When it comes to the classics, one has to remember the movie Citizen Kane that was a groundbreaking cinematic masterpiece and remains as fresh and exciting as its initial release in 1941. So great was the genius of Orson Wells not only as the star and director but his behind the scenes of technical creativity and how about the supporting cast of some of the greats such as Joseph Cotten, Agnes Moorehead, and Everett Sloan.

There is so much more to write about the movies of that era but hopefully you seniors are remembering some of the movies and actors that were your favorites as you grew up in the 30’s and 40’s and for the younger generation a little history of what your senior relatives enjoyed in going to the movies.

Many seniors feel blessed to have experienced clean and wholesome movie entertainment that did not require ratings-think about that.

Time marches on and the movies of today have to be rated, which really reflects the ethical values that society has accepted as the norm.
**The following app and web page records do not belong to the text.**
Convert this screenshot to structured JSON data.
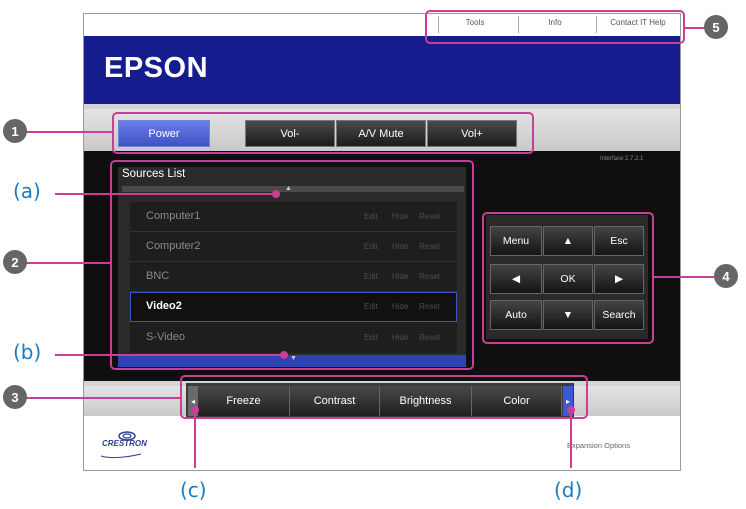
{
  "top_links": [
    "Tools",
    "Info",
    "Contact IT Help"
  ],
  "brand": "EPSON",
  "control": {
    "power": "Power",
    "vol_down": "Vol-",
    "av_mute": "A/V Mute",
    "vol_up": "Vol+"
  },
  "interface_version": "Interface 2.7.2.1",
  "sources": {
    "title": "Sources List",
    "scroll_up": "▲",
    "scroll_down": "▼",
    "actions": [
      "Edit",
      "Hide",
      "Reset"
    ],
    "items": [
      "Computer1",
      "Computer2",
      "BNC",
      "Video2",
      "S-Video"
    ],
    "selected": "Video2"
  },
  "dpad": {
    "menu": "Menu",
    "up": "▲",
    "esc": "Esc",
    "left": "◀",
    "ok": "OK",
    "right": "▶",
    "auto": "Auto",
    "down": "▼",
    "search": "Search"
  },
  "adjust": {
    "prev": "◂",
    "freeze": "Freeze",
    "contrast": "Contrast",
    "brightness": "Brightness",
    "color": "Color",
    "next": "▸"
  },
  "crestron": "CRESTRON",
  "expansion": "Expansion Options",
  "callouts": {
    "n1": "1",
    "n2": "2",
    "n3": "3",
    "n4": "4",
    "n5": "5",
    "a": "(a)",
    "b": "(b)",
    "c": "(c)",
    "d": "(d)"
  },
  "colors": {
    "header": "#151d8e",
    "callout": "#c93f95",
    "selected_border": "#3a55c8",
    "power": "#4f62d4",
    "letter": "#1a7dc2"
  }
}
However, the last of the great generation has rejected this norm but when possible they find old movies and play them again as Humphrey Bogart said, “play it again Sam.”

However, that’s from a place and time I am from.

Charles Vandegriff, Sr.

Charles spent a fifty-four-year career in technology, retiring at the director level from three major corporations. Followed by three-plus years as a freelance columnist, he has published three books, made over three hundred speeches to senior organizations, and been involved in numerous radio interviews and one television commercial. He has been married for sixty-five years, and has four children, seven grandchildren and thirteen great-grand children. Charles is also a Navy veteran.